In the morning it went as planned: at 5.30am Tenji shouldered both backpacks and I shouldered my camera. A word about both nights above 4,000 metres: Does anyone remember the blog about the Annapurna circuit? I complained about sleeplessness on the two nights above 4,000 metres, feeling unwell, with lots of worries and the certainty of descending – which disappeared into thin air after my morning coffee. This time I had thought about something: if coffee is so successful in the morning, maybe it’s the same at night? I had a “luxury bag” that I could put in Tenji’s large backpack. It contained my St. Pauli hoodie (too heavy and big for trekking compared to fleece), which was the best decision as a night top – cosy and with a hood – and a small thermos flask, which I had filled with hot water in the evening. Instant coffee and biscuits came into play when I started to get a headache and feel unwell. And it worked! The headaches went away and the mental worries didn’t even materialise. Of course I was mostly sleepless, but I was also sleepless without coffee at high altitudes.


The lake lay there quietly, we walked along the right-hand side towards the pass. People had already set off in front of us, and at some point the next ones came behind us. My throat and bronchial tubes were quite sore and my legs were pretty weak. Sometimes I toyed with the idea of turning round, but somehow I thought that was stupid and so I continued step by step.














Back there, the sun was just crawling over Mt Everest and we were no longer hiking in the shade.






Here you can now see the path quite clearly: first the zigzag upwards (which was partly steeper than it looks here), then to the left to the snowfield and further upwards. And somewhere much higher up was the pass.






This person with the blue backpack overtook us, but Tenji kept having to call him back on his choice of route because he kept wanting to go the wrong way. He later found other people who he could follow well.


Here you can now see Mt. Everest, the highest mountain massif on the left under the sun, which is Mt. Everest, Nuptse and Lhotse.










And after the snowfield, I was fighting for every step and had the feeling that the pass was infinitely high and unreachable. Fortunately, my feeling wasn’t right and at some point I was actually sitting under the prayer flags and shed a few tears of exhaustion again. It was definitely one of the passes where I struggled the most. The Renjo-la is 5,360 metres high, but it was already a bit late for the great view as it was getting cloudy. Tenji didn’t seem very exhausted, he knew how to deal with my emotions better by now and was simply happy that we were now at the top.




Gokyo-view (incl. Everest and Lhotse)


There was also a lake on the other side. There were many steps leading down to it. I was able to walk a little faster there. And after lunch halfway down, I carried my backpack myself again.







After lunch, we met some people who wanted to go up. They looked terribly exhausted and their guides didn’t look too happy either. It was already a bit late and the route was still long. I would actually not have liked to do the 3 passes tour from their pass side – and was now glad to have done it the other way round. The ascent is much harder.
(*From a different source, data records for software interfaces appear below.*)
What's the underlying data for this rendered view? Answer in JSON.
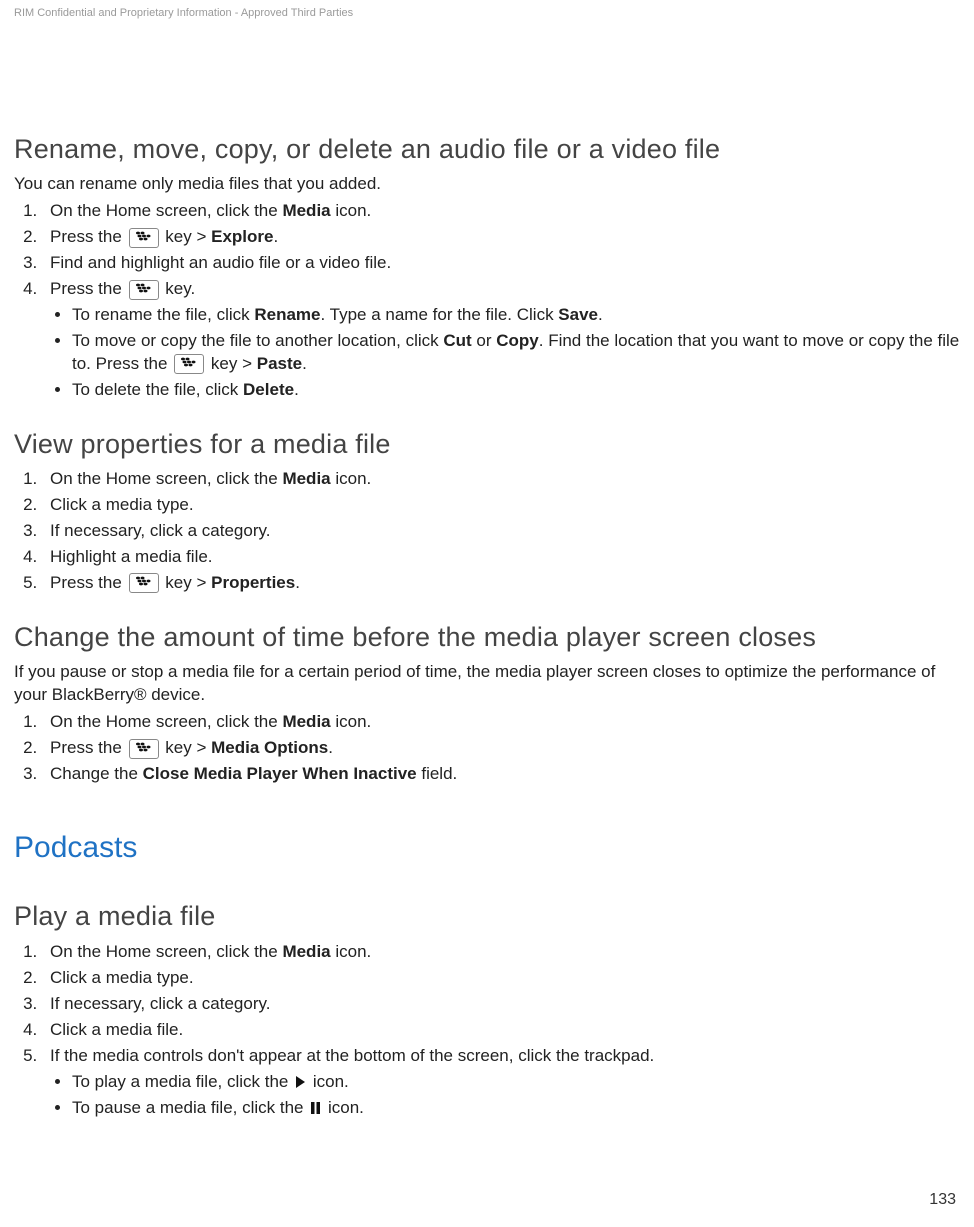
{
  "header": {
    "confidential": "RIM Confidential and Proprietary Information - Approved Third Parties"
  },
  "section1": {
    "title": "Rename, move, copy, or delete an audio file or a video file",
    "intro": "You can rename only media files that you added.",
    "step1_a": "On the Home screen, click the ",
    "step1_b": "Media",
    "step1_c": " icon.",
    "step2_a": "Press the ",
    "step2_b": " key > ",
    "step2_c": "Explore",
    "step2_d": ".",
    "step3": "Find and highlight an audio file or a video file.",
    "step4_a": "Press the ",
    "step4_b": " key.",
    "bullet1_a": "To rename the file, click ",
    "bullet1_b": "Rename",
    "bullet1_c": ". Type a name for the file. Click ",
    "bullet1_d": "Save",
    "bullet1_e": ".",
    "bullet2_a": "To move or copy the file to another location, click ",
    "bullet2_b": "Cut",
    "bullet2_c": " or ",
    "bullet2_d": "Copy",
    "bullet2_e": ". Find the location that you want to move or copy the file to. Press the ",
    "bullet2_f": " key > ",
    "bullet2_g": "Paste",
    "bullet2_h": ".",
    "bullet3_a": "To delete the file, click ",
    "bullet3_b": "Delete",
    "bullet3_c": "."
  },
  "section2": {
    "title": "View properties for a media file",
    "step1_a": "On the Home screen, click the ",
    "step1_b": "Media",
    "step1_c": " icon.",
    "step2": "Click a media type.",
    "step3": "If necessary, click a category.",
    "step4": "Highlight a media file.",
    "step5_a": "Press the ",
    "step5_b": " key > ",
    "step5_c": "Properties",
    "step5_d": "."
  },
  "section3": {
    "title": "Change the amount of time before the media player screen closes",
    "intro": "If you pause or stop a media file for a certain period of time, the media player screen closes to optimize the performance of your BlackBerry® device.",
    "step1_a": "On the Home screen, click the ",
    "step1_b": "Media",
    "step1_c": " icon.",
    "step2_a": "Press the ",
    "step2_b": " key > ",
    "step2_c": "Media Options",
    "step2_d": ".",
    "step3_a": "Change the ",
    "step3_b": "Close Media Player When Inactive",
    "step3_c": " field."
  },
  "podcasts": {
    "title": "Podcasts"
  },
  "section4": {
    "title": "Play a media file",
    "step1_a": "On the Home screen, click the ",
    "step1_b": "Media",
    "step1_c": " icon.",
    "step2": "Click a media type.",
    "step3": "If necessary, click a category.",
    "step4": "Click a media file.",
    "step5": "If the media controls don't appear at the bottom of the screen, click the trackpad.",
    "bullet1_a": "To play a media file, click the ",
    "bullet1_b": " icon.",
    "bullet2_a": "To pause a media file, click the ",
    "bullet2_b": " icon."
  },
  "footer": {
    "pagenum": "133"
  }
}
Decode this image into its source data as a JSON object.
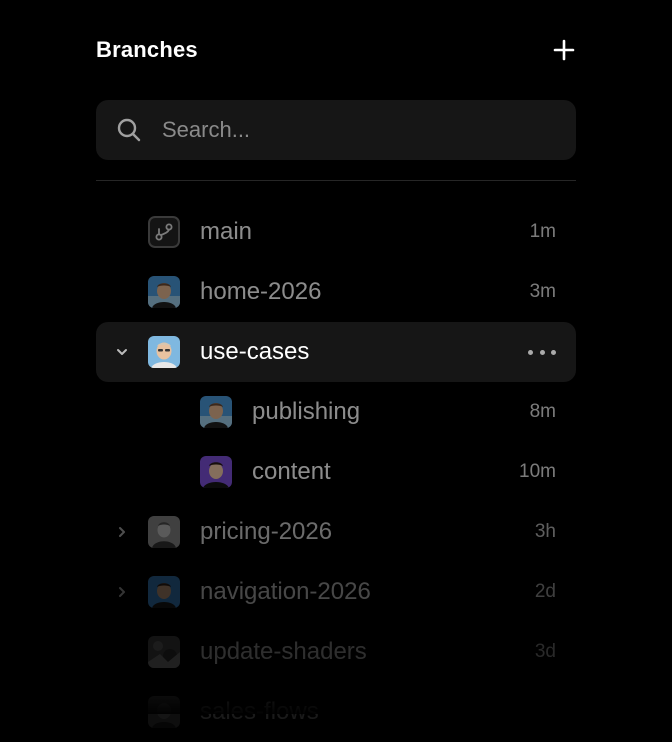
{
  "header": {
    "title": "Branches"
  },
  "search": {
    "placeholder": "Search..."
  },
  "branches": [
    {
      "name": "main",
      "time": "1m",
      "avatar": "branch-icon"
    },
    {
      "name": "home-2026",
      "time": "3m",
      "avatar": "user-avatar"
    },
    {
      "name": "use-cases",
      "time": "",
      "avatar": "user-avatar",
      "selected": true,
      "expanded": true
    },
    {
      "name": "publishing",
      "time": "8m",
      "avatar": "user-avatar",
      "child": true
    },
    {
      "name": "content",
      "time": "10m",
      "avatar": "user-avatar",
      "child": true
    },
    {
      "name": "pricing-2026",
      "time": "3h",
      "avatar": "user-avatar"
    },
    {
      "name": "navigation-2026",
      "time": "2d",
      "avatar": "user-avatar"
    },
    {
      "name": "update-shaders",
      "time": "3d",
      "avatar": "user-avatar"
    },
    {
      "name": "sales-flows",
      "time": "",
      "avatar": "user-avatar"
    }
  ],
  "colors": {
    "background": "#000000",
    "surface": "#161616",
    "text_primary": "#ffffff",
    "accent_purple": "#7b4fd6",
    "accent_blue": "#3f8fd9"
  }
}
Not only do you have to walk more metres in altitude (400 m), but you first have a steeper ascent, then a very long stretch of gentler ascent and then, if you’re so altitude-deprived anyway, you have to climb all the steps really hard.




So I went down steeply and then it became flatter and looked completely different, especially when it was cloudy.










Lungden, a small village at 4,400 metres, was our destination. The lodge there was very popular and a little more crowded. Once again, I got talking to an Indian at the stove. Why were there so many here? Yes, Indian life was changing a lot. They had realised that there was a little more to life besides work and family. Another Indian also remarked that there was now something like “me-time” as a value in India. Although I am only talking about male Indians here, there were also many women – but they tended to be travelling in larger groups directly to Everest Base Camp.

Almost all of them wanted to set off for the pass at 4.30 am or so. When I arrived for breakfast at 7:00, the Indian was still there: digestive problems. Better to wait a day.


I kept coughing and sniffling to myself (actually not the best thing to do by the stove, but it was so cold further away….) and because the lodges are very wafer-thin, I felt even more sorry for everyone that night when I just couldn’t stop coughing.